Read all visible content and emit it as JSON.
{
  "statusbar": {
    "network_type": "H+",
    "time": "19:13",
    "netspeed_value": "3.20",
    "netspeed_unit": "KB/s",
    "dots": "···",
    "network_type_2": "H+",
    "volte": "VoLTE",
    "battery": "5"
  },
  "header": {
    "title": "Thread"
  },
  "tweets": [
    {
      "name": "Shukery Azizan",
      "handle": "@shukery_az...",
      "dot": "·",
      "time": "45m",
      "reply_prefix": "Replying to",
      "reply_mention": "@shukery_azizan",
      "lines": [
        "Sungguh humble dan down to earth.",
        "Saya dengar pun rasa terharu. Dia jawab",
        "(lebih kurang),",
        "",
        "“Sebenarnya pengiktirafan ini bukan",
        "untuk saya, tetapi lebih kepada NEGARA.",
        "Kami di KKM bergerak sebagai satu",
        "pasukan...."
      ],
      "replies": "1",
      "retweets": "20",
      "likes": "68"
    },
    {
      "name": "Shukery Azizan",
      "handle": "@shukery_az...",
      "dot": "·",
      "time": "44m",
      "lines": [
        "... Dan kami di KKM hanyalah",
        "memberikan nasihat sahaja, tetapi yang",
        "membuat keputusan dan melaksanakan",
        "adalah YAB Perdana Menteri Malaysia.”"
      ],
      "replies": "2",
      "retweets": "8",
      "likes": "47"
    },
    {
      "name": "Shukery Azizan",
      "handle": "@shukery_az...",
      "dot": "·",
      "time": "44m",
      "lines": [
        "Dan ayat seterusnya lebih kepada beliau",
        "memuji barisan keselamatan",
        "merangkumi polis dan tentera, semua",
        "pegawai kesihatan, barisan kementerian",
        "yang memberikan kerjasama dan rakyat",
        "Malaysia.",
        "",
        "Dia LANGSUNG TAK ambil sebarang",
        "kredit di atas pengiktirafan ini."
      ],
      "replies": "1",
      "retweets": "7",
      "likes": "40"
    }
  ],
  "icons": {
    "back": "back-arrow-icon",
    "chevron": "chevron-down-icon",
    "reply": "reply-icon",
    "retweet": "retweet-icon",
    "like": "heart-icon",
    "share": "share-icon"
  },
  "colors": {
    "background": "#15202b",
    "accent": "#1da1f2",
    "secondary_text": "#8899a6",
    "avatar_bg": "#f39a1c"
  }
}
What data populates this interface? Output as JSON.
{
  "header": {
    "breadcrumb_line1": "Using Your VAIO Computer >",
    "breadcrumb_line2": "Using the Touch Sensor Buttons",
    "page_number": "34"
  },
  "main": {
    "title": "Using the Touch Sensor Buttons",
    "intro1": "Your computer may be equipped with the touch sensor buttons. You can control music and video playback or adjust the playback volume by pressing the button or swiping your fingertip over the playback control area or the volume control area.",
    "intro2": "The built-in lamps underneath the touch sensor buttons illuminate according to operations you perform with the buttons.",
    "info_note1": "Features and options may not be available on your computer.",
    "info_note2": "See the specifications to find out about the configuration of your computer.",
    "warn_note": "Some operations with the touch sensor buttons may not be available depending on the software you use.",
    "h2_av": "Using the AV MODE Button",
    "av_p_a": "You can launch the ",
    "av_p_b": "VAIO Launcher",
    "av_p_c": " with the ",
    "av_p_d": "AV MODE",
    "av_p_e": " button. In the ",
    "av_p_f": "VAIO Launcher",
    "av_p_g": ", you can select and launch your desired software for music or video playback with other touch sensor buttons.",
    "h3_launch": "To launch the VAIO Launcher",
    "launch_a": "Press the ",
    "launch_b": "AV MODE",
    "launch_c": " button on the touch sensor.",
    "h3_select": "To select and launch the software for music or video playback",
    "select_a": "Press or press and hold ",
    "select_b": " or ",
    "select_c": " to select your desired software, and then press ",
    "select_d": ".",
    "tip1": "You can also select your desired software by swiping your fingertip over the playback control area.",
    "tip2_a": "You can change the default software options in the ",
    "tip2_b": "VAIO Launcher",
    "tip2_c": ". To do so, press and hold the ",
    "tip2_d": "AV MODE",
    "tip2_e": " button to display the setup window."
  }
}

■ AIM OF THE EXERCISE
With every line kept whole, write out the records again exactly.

■ TASK ANSWER
Read all visible content and emit it as JSON.
{
  "statusbar": {
    "network_type": "H+",
    "time": "19:13",
    "netspeed_value": "3.20",
    "netspeed_unit": "KB/s",
    "dots": "···",
    "network_type_2": "H+",
    "volte": "VoLTE",
    "battery": "5"
  },
  "header": {
    "title": "Thread"
  },
  "tweets": [
    {
      "name": "Shukery Azizan",
      "handle": "@shukery_az...",
      "dot": "·",
      "time": "45m",
      "reply_prefix": "Replying to",
      "reply_mention": "@shukery_azizan",
      "lines": [
        "Sungguh humble dan down to earth.",
        "Saya dengar pun rasa terharu. Dia jawab",
        "(lebih kurang),",
        "",
        "“Sebenarnya pengiktirafan ini bukan",
        "untuk saya, tetapi lebih kepada NEGARA.",
        "Kami di KKM bergerak sebagai satu",
        "pasukan...."
      ],
      "replies": "1",
      "retweets": "20",
      "likes": "68"
    },
    {
      "name": "Shukery Azizan",
      "handle": "@shukery_az...",
      "dot": "·",
      "time": "44m",
      "lines": [
        "... Dan kami di KKM hanyalah",
        "memberikan nasihat sahaja, tetapi yang",
        "membuat keputusan dan melaksanakan",
        "adalah YAB Perdana Menteri Malaysia.”"
      ],
      "replies": "2",
      "retweets": "8",
      "likes": "47"
    },
    {
      "name": "Shukery Azizan",
      "handle": "@shukery_az...",
      "dot": "·",
      "time": "44m",
      "lines": [
        "Dan ayat seterusnya lebih kepada beliau",
        "memuji barisan keselamatan",
        "merangkumi polis dan tentera, semua",
        "pegawai kesihatan, barisan kementerian",
        "yang memberikan kerjasama dan rakyat",
        "Malaysia.",
        "",
        "Dia LANGSUNG TAK ambil sebarang",
        "kredit di atas pengiktirafan ini."
      ],
      "replies": "1",
      "retweets": "7",
      "likes": "40"
    }
  ],
  "icons": {
    "back": "back-arrow-icon",
    "chevron": "chevron-down-icon",
    "reply": "reply-icon",
    "retweet": "retweet-icon",
    "like": "heart-icon",
    "share": "share-icon"
  },
  "colors": {
    "background": "#15202b",
    "accent": "#1da1f2",
    "secondary_text": "#8899a6",
    "avatar_bg": "#f39a1c"
  }
}
What data populates this interface? Output as JSON.
{
  "header": {
    "breadcrumb_line1": "Using Your VAIO Computer >",
    "breadcrumb_line2": "Using the Touch Sensor Buttons",
    "page_number": "34"
  },
  "main": {
    "title": "Using the Touch Sensor Buttons",
    "intro1": "Your computer may be equipped with the touch sensor buttons. You can control music and video playback or adjust the playback volume by pressing the button or swiping your fingertip over the playback control area or the volume control area.",
    "intro2": "The built-in lamps underneath the touch sensor buttons illuminate according to operations you perform with the buttons.",
    "info_note1": "Features and options may not be available on your computer.",
    "info_note2": "See the specifications to find out about the configuration of your computer.",
    "warn_note": "Some operations with the touch sensor buttons may not be available depending on the software you use.",
    "h2_av": "Using the AV MODE Button",
    "av_p_a": "You can launch the ",
    "av_p_b": "VAIO Launcher",
    "av_p_c": " with the ",
    "av_p_d": "AV MODE",
    "av_p_e": " button. In the ",
    "av_p_f": "VAIO Launcher",
    "av_p_g": ", you can select and launch your desired software for music or video playback with other touch sensor buttons.",
    "h3_launch": "To launch the VAIO Launcher",
    "launch_a": "Press the ",
    "launch_b": "AV MODE",
    "launch_c": " button on the touch sensor.",
    "h3_select": "To select and launch the software for music or video playback",
    "select_a": "Press or press and hold ",
    "select_b": " or ",
    "select_c": " to select your desired software, and then press ",
    "select_d": ".",
    "tip1": "You can also select your desired software by swiping your fingertip over the playback control area.",
    "tip2_a": "You can change the default software options in the ",
    "tip2_b": "VAIO Launcher",
    "tip2_c": ". To do so, press and hold the ",
    "tip2_d": "AV MODE",
    "tip2_e": " button to display the setup window."
  }
}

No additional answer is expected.